Research in my lab has recently become involved in tissue morphogenesis, from the molecular/cellular to the physiological level, confronting questions concerning the positioning of organs in the body as well as how they attain their characteristic shapes.
By using Drosophila, the fruit fly, we are able to use a combination of molecular, genetic, cellular, microscopical/live-imaging and physiological techniques to analyse the development of a simple tubular epithelium, the renal or Malpighian tubules. Our overall aim has been to understand how an epithelial tissue develops during embryogenesis. More recently our focus has been on the post-mitotic morphogenetic movements that achieve tubule elongation, stereotypic positioning relative to other organs in the body cavity and the 3-dimensional looped shape that is characteristic of excretory tubules in a wide variety of organisms including man. By tracking living cells we have established that these morphogenetic movements result from the circumferential convergence of neighbouring cells to produce tubule narrowing and extension. This depends on the establishment of the proximo-distal axis of polarity in the tissue through graded EGF signalling from the distally-placed tubule tip cell lineage, which acts as a localised source. The establishment of tissue polarity results in cell movements that rely on highly dynamic and asymmetric activity of the actin-myosin cytoskeleton.
We have uncovered interactions between specific subsets of tubule cells and other organs, which regulate tubule positioning and their final looped structure. Firstly haemocytes lay down ECM components, sensitising a subset of tubule cells to TGFb signals from other tissues, which act as guidepost cues as the tubules extend through the body. In a second study we have shown that serial interactions between tubule tip cells and alary muscles oppose these guided movements to establish tubule position within the body and to preserve the characteristic tubule looping. Physiological analysis reveals the functional importance of tubule elongation, looping and positioning in the body cavity.
An additional area of interest is in the differentiation of specific excretory cell types both in the developing tubules and around the heart and gut, the nephrocytes . An ongoing project is to unravel the pathways required for the normal specification and differentiation of tubule tip cells. More recently we have also focused on the pathways that regulate the specification and differentiation of the two secretory cell types that together orchestrate the regulated secretion of primary urine, the Principal and Stellate cells. In both projects we have found that it is the interaction of activating and inhibitory signalling pathways that lead to the reliable and patterned differentiation of the specialised cell types that ultimately produce a physiologically responsive tissue.
The nephrocytes filter, endoctyose, metabolise and sequester haemolymph constituents. We have shown that the filtration diaphragm of nephrocytes bears striking morphological, genetic, protein and functional similarities to the slit diaphragm of mammalian podocytes.
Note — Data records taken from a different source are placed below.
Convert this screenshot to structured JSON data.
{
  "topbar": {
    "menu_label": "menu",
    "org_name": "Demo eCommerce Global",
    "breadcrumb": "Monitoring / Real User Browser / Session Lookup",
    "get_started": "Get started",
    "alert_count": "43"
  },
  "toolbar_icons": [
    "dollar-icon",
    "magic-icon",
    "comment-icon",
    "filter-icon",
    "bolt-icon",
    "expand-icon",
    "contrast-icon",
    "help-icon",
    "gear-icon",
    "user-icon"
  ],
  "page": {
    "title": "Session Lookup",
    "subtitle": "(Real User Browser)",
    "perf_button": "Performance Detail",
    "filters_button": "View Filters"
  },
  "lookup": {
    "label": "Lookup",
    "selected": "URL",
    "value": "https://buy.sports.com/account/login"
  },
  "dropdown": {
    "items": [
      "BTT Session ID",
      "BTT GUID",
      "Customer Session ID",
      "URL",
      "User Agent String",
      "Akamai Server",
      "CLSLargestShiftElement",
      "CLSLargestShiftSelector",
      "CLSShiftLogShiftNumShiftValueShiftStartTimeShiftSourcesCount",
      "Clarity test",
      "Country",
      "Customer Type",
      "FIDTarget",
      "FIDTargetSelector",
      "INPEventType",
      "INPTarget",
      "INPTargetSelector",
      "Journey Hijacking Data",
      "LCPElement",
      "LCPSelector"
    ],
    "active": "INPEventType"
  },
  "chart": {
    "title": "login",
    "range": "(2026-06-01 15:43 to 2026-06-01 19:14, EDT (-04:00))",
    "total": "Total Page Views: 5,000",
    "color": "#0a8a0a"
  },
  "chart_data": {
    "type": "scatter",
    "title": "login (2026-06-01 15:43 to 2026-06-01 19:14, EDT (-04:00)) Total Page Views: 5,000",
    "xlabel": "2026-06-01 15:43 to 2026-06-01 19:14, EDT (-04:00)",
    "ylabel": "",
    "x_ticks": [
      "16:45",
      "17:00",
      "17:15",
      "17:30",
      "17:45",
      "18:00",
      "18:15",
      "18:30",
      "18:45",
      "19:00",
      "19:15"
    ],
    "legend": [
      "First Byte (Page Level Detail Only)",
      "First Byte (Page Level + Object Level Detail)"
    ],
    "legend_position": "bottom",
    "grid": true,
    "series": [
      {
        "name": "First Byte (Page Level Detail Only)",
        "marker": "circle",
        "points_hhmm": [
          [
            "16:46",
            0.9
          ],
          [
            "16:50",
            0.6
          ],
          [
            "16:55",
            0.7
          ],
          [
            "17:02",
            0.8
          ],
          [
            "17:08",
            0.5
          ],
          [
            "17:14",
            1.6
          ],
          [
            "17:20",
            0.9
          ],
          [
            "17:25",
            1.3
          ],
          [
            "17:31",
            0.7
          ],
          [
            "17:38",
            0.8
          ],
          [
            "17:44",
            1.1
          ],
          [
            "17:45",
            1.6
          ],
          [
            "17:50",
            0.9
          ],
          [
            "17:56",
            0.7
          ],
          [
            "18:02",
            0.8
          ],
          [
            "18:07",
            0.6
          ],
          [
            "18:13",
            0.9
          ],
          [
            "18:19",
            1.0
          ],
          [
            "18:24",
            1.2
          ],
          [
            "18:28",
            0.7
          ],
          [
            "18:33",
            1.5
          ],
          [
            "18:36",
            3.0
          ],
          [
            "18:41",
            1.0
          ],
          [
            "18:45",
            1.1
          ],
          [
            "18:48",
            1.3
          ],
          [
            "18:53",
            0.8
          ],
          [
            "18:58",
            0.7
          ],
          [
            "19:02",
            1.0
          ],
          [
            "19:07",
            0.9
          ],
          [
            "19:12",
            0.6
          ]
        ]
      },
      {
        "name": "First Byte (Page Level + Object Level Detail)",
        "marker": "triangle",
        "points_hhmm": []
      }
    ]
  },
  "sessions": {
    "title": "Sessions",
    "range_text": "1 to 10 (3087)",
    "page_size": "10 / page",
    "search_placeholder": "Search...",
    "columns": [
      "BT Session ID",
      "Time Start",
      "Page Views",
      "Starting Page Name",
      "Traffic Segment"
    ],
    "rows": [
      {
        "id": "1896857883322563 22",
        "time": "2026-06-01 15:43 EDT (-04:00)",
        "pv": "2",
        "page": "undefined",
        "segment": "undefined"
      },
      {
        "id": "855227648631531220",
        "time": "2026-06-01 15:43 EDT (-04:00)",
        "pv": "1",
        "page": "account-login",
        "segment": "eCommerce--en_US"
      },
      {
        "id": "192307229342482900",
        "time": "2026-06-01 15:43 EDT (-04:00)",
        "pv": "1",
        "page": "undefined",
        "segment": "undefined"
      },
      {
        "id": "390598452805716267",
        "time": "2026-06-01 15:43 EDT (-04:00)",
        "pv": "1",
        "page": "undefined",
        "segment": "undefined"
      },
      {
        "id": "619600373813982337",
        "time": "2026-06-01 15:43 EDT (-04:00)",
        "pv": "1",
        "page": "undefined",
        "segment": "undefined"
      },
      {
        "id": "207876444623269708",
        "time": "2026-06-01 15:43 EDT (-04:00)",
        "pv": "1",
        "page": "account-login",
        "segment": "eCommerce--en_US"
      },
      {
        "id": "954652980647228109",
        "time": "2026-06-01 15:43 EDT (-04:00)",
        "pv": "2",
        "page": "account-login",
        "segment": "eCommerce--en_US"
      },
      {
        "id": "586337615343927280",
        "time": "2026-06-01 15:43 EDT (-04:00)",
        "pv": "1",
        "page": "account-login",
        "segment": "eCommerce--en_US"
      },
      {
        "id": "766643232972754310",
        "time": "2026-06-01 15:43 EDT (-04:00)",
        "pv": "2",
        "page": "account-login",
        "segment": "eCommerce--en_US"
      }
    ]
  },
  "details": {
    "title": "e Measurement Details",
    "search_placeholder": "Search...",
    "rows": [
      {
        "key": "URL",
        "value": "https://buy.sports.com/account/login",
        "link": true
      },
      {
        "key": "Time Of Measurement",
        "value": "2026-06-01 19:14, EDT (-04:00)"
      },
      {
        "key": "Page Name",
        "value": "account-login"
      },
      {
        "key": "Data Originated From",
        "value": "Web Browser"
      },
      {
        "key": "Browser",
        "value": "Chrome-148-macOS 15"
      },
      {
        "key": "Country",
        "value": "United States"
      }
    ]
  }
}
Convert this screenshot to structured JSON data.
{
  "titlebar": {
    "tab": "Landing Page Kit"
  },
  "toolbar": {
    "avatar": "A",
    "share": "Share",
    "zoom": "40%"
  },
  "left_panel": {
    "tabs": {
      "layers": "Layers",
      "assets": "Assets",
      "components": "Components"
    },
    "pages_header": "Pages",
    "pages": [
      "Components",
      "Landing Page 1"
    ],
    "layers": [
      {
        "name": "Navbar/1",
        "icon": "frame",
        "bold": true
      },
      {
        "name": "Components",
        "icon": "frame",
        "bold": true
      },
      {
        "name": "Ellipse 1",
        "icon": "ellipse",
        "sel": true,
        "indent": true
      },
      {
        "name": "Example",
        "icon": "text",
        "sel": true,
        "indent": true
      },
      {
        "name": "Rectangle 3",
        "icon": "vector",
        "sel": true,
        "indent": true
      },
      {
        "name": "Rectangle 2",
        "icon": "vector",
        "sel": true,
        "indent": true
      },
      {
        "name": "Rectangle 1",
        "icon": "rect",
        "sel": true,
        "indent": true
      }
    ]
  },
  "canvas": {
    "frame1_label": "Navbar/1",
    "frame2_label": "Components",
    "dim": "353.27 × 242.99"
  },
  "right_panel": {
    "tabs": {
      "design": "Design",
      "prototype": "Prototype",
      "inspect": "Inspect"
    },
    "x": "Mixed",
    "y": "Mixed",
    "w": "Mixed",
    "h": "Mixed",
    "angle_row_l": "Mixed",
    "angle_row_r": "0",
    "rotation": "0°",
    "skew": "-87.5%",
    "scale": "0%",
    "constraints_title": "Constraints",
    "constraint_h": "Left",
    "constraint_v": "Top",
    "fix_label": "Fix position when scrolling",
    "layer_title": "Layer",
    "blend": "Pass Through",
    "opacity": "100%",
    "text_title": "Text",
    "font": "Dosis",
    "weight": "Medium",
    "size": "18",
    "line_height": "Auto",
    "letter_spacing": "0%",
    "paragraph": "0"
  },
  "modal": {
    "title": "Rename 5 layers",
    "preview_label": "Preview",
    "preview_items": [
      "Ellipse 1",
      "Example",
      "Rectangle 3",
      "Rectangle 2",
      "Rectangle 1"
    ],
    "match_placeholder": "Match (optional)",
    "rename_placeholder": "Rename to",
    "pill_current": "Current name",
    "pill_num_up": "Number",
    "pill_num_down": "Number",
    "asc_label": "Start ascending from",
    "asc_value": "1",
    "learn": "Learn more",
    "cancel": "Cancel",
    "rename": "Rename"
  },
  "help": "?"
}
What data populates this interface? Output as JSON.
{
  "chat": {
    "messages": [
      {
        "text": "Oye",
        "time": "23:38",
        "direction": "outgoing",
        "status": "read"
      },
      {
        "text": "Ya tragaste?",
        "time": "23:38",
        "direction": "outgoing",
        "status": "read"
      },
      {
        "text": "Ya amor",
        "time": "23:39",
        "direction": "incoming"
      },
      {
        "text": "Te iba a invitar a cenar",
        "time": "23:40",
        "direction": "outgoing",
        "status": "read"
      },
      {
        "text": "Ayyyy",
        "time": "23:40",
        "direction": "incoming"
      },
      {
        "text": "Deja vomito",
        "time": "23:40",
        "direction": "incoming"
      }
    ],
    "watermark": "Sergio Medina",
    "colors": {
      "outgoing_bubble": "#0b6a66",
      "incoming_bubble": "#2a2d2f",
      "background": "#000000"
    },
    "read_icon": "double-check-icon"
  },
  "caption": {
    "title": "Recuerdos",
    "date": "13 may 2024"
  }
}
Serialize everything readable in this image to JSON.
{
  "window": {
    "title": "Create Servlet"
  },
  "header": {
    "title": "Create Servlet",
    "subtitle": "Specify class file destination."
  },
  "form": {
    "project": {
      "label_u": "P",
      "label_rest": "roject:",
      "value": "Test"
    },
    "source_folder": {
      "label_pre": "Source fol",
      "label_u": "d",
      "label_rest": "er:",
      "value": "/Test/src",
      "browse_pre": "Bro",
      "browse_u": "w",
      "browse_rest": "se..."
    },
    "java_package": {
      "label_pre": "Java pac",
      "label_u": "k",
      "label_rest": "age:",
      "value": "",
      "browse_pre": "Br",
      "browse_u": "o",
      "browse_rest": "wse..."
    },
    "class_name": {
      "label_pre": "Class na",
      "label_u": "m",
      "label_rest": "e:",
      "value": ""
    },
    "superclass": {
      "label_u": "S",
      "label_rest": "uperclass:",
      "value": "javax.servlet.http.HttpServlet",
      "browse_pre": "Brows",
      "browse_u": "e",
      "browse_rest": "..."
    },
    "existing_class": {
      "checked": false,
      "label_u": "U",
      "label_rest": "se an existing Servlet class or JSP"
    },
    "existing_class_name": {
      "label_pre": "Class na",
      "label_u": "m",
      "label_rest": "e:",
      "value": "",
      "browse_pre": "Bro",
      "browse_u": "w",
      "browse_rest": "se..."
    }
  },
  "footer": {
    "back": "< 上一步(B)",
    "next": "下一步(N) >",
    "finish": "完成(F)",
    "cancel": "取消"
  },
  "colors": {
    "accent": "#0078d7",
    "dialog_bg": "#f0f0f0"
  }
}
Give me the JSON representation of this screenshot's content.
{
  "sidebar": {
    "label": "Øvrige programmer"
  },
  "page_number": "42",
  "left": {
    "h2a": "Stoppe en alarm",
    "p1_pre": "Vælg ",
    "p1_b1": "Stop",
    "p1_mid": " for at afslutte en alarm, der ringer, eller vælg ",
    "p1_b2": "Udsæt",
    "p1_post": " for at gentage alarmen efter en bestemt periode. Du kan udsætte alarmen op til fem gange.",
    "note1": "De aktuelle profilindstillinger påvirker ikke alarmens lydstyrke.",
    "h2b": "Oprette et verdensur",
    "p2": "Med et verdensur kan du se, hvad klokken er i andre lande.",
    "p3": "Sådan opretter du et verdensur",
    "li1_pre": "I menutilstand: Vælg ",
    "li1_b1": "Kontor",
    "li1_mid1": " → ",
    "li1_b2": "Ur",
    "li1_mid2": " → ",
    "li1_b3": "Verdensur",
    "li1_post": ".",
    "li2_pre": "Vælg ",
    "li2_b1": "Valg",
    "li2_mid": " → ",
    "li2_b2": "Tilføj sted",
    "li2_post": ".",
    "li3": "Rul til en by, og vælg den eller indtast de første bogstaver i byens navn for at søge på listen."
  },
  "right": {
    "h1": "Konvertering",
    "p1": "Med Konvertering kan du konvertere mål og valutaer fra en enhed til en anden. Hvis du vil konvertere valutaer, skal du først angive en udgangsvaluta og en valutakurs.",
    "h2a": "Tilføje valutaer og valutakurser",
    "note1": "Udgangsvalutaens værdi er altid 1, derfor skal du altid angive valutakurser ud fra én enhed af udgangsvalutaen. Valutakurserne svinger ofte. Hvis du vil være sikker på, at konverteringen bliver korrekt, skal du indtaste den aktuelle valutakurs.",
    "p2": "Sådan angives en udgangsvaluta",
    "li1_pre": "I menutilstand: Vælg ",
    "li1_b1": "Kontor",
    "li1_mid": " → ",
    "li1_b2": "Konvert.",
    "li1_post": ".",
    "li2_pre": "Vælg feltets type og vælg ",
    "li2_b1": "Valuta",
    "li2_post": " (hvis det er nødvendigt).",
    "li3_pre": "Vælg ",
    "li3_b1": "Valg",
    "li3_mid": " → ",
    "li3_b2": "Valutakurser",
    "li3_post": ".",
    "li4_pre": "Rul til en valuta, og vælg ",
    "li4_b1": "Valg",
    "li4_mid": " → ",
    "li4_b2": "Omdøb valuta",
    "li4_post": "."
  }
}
In ongoing projects we are analysing the development of these structures and the role of specific genes, that are conserved between flies and mammals, in diaphragm stabilisation and in the endocytic pathways that are active in nephrocytes.